◆ **Available data**
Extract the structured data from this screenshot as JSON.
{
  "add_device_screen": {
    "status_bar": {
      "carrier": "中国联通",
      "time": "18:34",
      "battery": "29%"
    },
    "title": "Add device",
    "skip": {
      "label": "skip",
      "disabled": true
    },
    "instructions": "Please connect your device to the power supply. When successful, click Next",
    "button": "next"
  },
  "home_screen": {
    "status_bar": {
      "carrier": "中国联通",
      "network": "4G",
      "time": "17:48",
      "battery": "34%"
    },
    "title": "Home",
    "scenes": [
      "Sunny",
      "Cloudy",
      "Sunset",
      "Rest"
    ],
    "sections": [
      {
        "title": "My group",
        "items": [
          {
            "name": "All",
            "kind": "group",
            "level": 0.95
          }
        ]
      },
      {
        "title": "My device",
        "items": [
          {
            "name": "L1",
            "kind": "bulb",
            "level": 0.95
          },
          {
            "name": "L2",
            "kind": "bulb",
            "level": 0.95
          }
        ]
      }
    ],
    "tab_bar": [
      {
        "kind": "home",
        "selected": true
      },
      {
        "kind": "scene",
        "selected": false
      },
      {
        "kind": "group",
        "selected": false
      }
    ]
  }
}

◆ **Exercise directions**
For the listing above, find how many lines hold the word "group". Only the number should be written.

◆ **Solution**
3